- [Your assignment]: Reproduce every entry exactly and leave its pictures out.

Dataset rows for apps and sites

--

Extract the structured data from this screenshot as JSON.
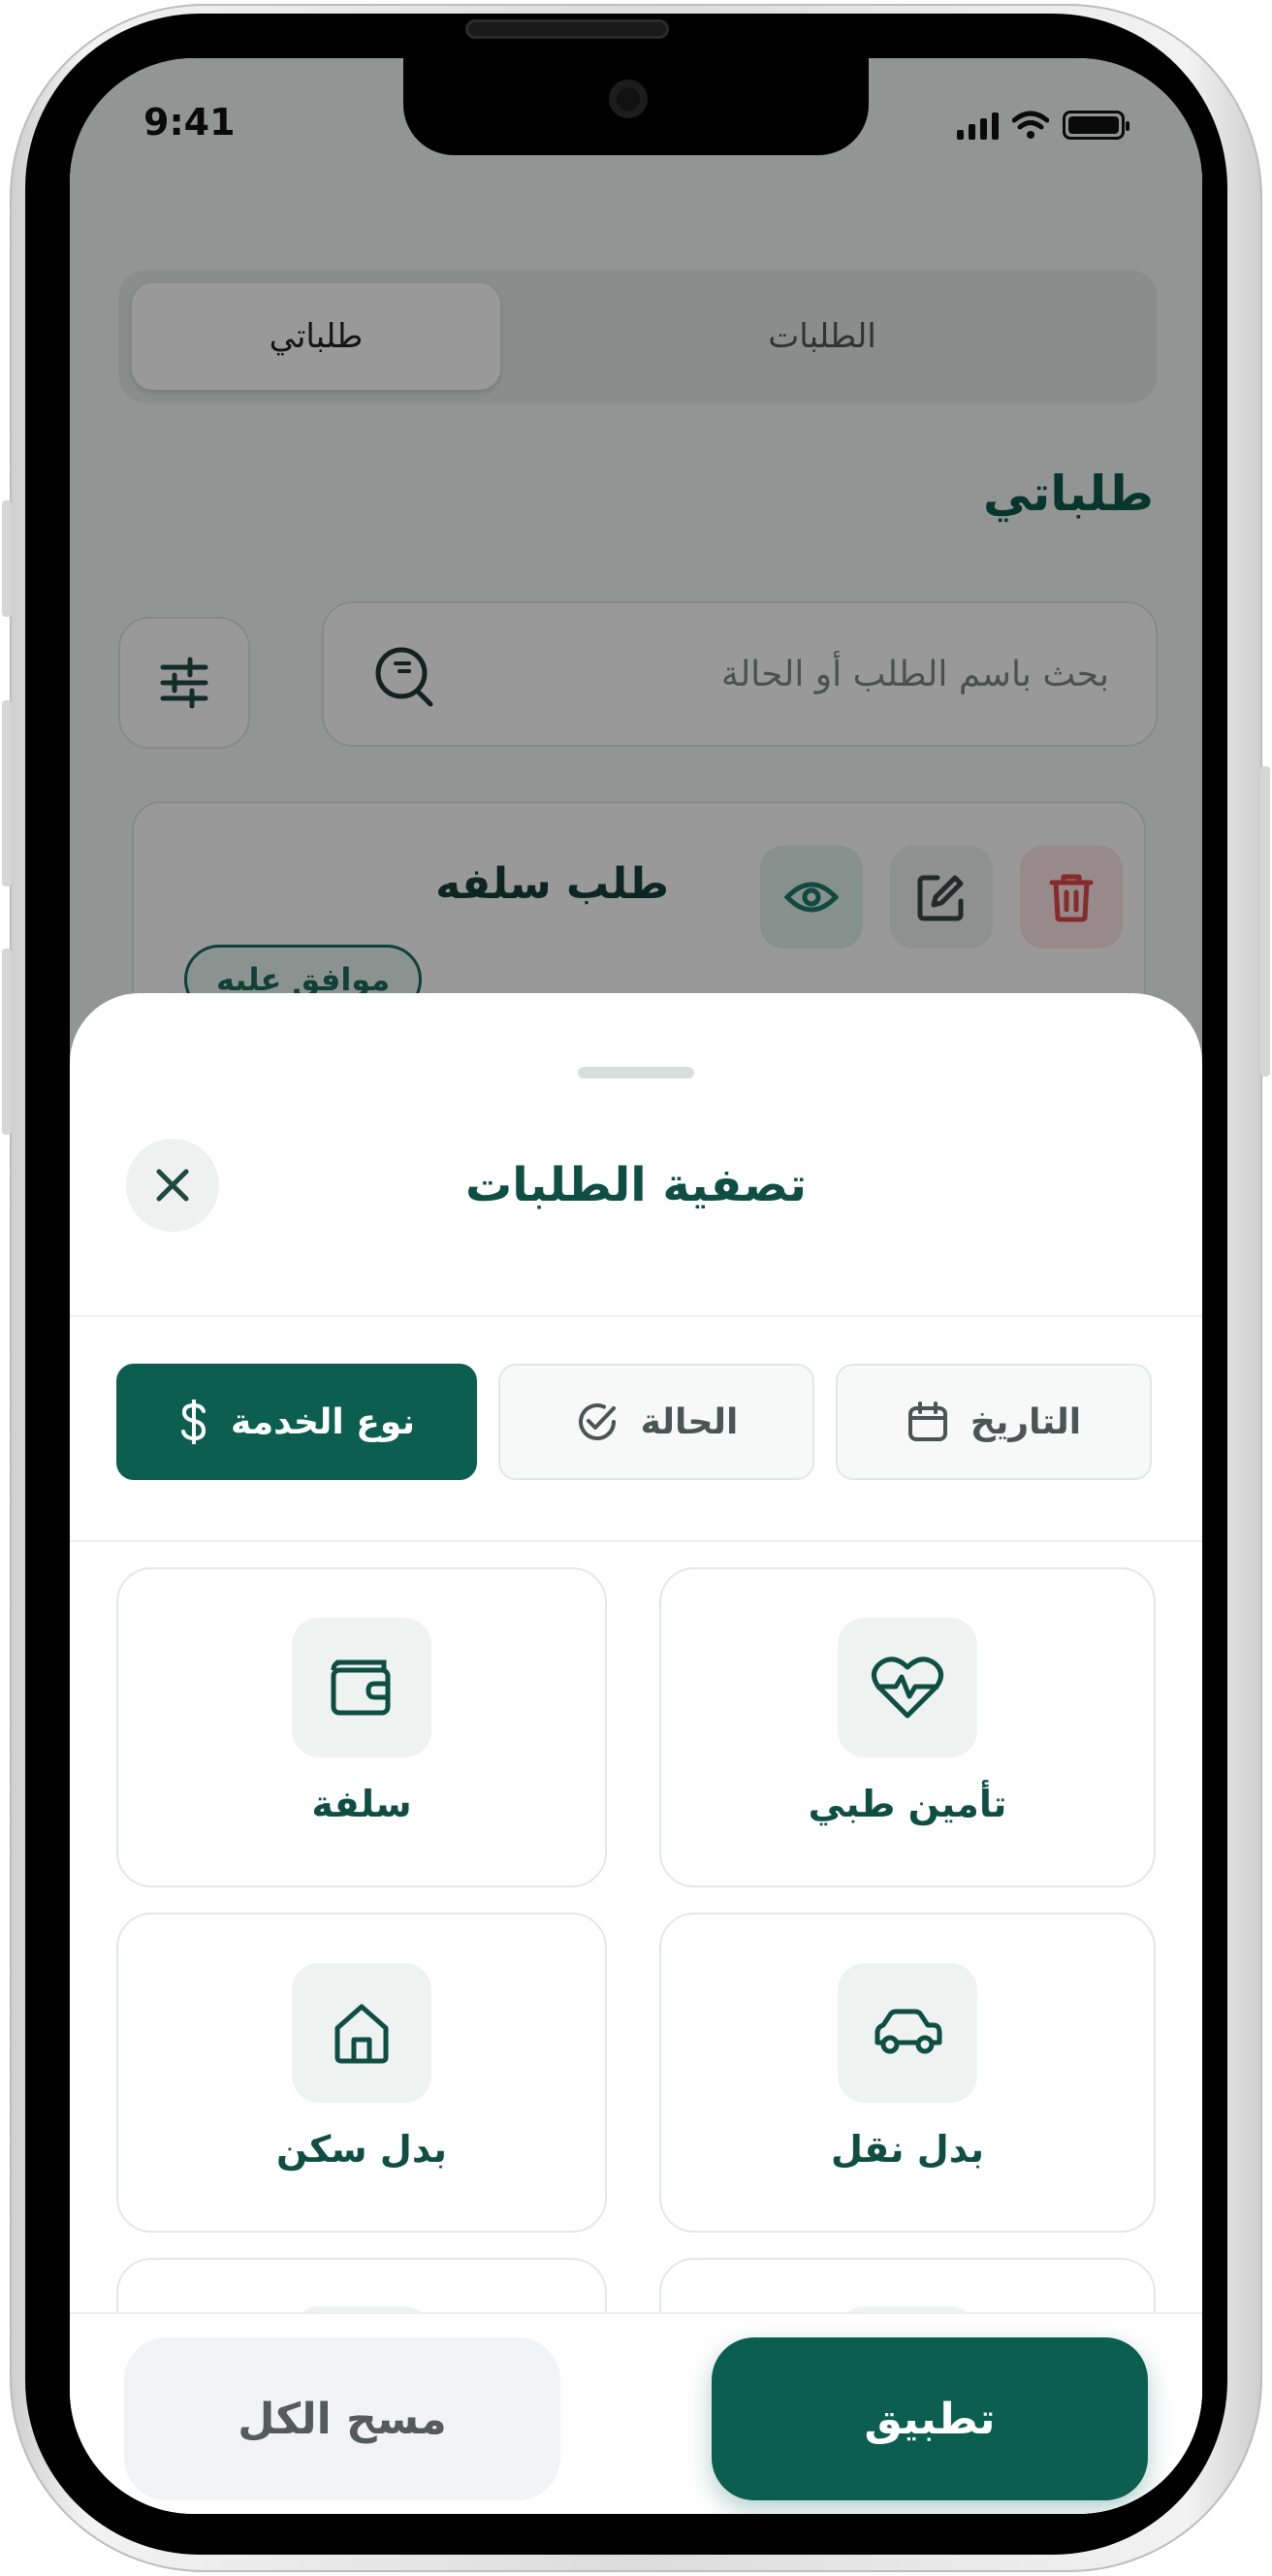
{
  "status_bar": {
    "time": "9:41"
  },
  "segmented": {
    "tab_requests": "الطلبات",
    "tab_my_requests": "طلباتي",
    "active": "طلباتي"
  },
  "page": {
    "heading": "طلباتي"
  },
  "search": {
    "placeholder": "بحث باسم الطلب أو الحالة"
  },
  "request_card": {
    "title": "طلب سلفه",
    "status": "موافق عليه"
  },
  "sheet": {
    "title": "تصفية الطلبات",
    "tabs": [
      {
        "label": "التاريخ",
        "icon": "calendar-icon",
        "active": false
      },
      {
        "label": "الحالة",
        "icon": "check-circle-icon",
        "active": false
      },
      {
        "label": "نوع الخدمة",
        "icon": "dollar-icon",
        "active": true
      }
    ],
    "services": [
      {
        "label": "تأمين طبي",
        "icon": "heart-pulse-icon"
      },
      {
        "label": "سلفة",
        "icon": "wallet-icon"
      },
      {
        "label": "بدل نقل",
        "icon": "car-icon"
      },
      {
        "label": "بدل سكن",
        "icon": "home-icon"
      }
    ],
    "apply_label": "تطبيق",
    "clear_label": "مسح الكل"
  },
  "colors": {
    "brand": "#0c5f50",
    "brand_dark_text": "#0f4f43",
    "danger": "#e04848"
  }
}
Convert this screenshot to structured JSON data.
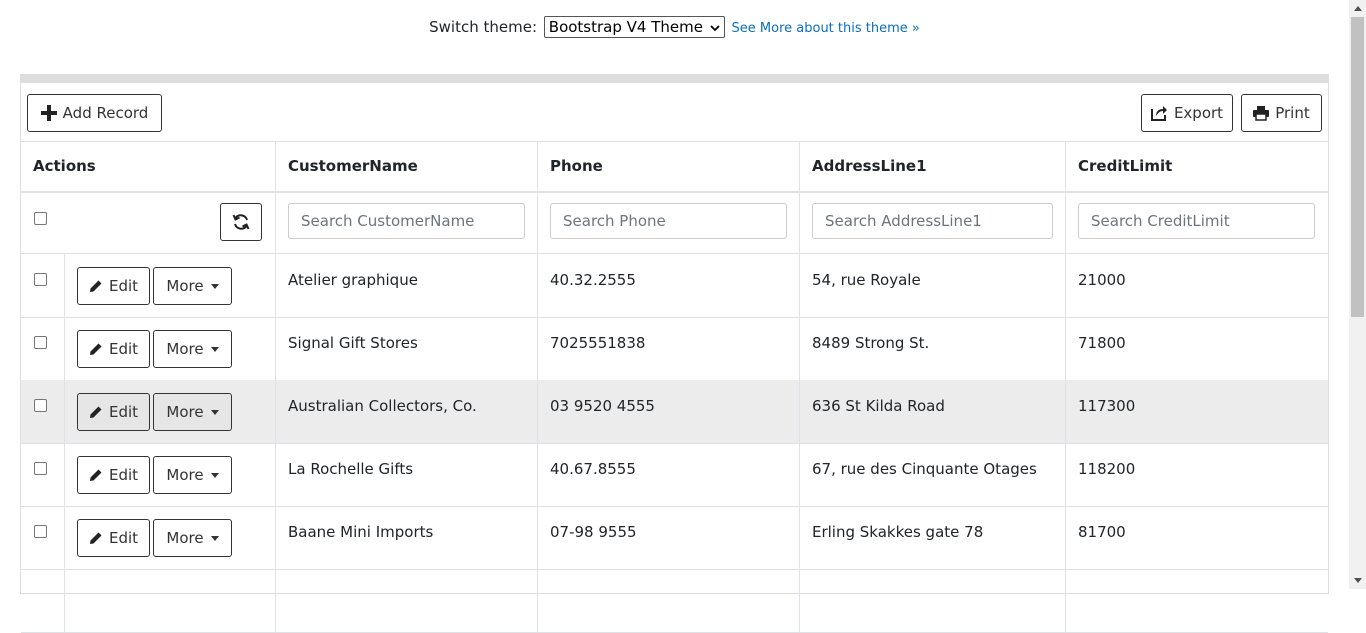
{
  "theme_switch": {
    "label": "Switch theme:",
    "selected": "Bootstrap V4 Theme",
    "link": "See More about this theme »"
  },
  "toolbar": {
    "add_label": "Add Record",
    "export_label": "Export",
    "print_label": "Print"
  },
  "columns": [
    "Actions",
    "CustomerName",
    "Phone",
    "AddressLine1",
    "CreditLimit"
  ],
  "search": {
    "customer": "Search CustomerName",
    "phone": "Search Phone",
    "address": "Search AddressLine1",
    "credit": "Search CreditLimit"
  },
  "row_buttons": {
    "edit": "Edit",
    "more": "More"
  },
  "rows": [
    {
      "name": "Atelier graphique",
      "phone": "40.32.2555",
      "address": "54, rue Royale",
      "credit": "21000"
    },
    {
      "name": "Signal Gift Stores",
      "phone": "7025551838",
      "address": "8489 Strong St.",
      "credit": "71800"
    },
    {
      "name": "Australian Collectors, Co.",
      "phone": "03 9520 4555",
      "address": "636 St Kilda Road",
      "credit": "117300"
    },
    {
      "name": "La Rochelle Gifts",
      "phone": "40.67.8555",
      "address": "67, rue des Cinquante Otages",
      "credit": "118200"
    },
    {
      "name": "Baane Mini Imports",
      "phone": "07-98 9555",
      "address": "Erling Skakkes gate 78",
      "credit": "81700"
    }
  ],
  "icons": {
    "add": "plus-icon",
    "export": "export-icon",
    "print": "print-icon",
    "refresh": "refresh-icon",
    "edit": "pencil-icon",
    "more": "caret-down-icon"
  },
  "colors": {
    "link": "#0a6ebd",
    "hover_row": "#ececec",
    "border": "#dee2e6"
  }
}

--

- [Solved problem]:
Extract the structured data from this screenshot as JSON.
{
  "status_bar": {
    "time": "9:41"
  },
  "segmented": {
    "tab_requests": "الطلبات",
    "tab_my_requests": "طلباتي",
    "active": "طلباتي"
  },
  "page": {
    "heading": "طلباتي"
  },
  "search": {
    "placeholder": "بحث باسم الطلب أو الحالة"
  },
  "request_card": {
    "title": "طلب سلفه",
    "status": "موافق عليه"
  },
  "sheet": {
    "title": "تصفية الطلبات",
    "tabs": [
      {
        "label": "التاريخ",
        "icon": "calendar-icon",
        "active": false
      },
      {
        "label": "الحالة",
        "icon": "check-circle-icon",
        "active": false
      },
      {
        "label": "نوع الخدمة",
        "icon": "dollar-icon",
        "active": true
      }
    ],
    "services": [
      {
        "label": "تأمين طبي",
        "icon": "heart-pulse-icon"
      },
      {
        "label": "سلفة",
        "icon": "wallet-icon"
      },
      {
        "label": "بدل نقل",
        "icon": "car-icon"
      },
      {
        "label": "بدل سكن",
        "icon": "home-icon"
      }
    ],
    "apply_label": "تطبيق",
    "clear_label": "مسح الكل"
  },
  "colors": {
    "brand": "#0c5f50",
    "brand_dark_text": "#0f4f43",
    "danger": "#e04848"
  }
}
Convert this screenshot to structured JSON data.
{
  "theme_switch": {
    "label": "Switch theme:",
    "selected": "Bootstrap V4 Theme",
    "link": "See More about this theme »"
  },
  "toolbar": {
    "add_label": "Add Record",
    "export_label": "Export",
    "print_label": "Print"
  },
  "columns": [
    "Actions",
    "CustomerName",
    "Phone",
    "AddressLine1",
    "CreditLimit"
  ],
  "search": {
    "customer": "Search CustomerName",
    "phone": "Search Phone",
    "address": "Search AddressLine1",
    "credit": "Search CreditLimit"
  },
  "row_buttons": {
    "edit": "Edit",
    "more": "More"
  },
  "rows": [
    {
      "name": "Atelier graphique",
      "phone": "40.32.2555",
      "address": "54, rue Royale",
      "credit": "21000"
    },
    {
      "name": "Signal Gift Stores",
      "phone": "7025551838",
      "address": "8489 Strong St.",
      "credit": "71800"
    },
    {
      "name": "Australian Collectors, Co.",
      "phone": "03 9520 4555",
      "address": "636 St Kilda Road",
      "credit": "117300"
    },
    {
      "name": "La Rochelle Gifts",
      "phone": "40.67.8555",
      "address": "67, rue des Cinquante Otages",
      "credit": "118200"
    },
    {
      "name": "Baane Mini Imports",
      "phone": "07-98 9555",
      "address": "Erling Skakkes gate 78",
      "credit": "81700"
    }
  ],
  "icons": {
    "add": "plus-icon",
    "export": "export-icon",
    "print": "print-icon",
    "refresh": "refresh-icon",
    "edit": "pencil-icon",
    "more": "caret-down-icon"
  },
  "colors": {
    "link": "#0a6ebd",
    "hover_row": "#ececec",
    "border": "#dee2e6"
  }
}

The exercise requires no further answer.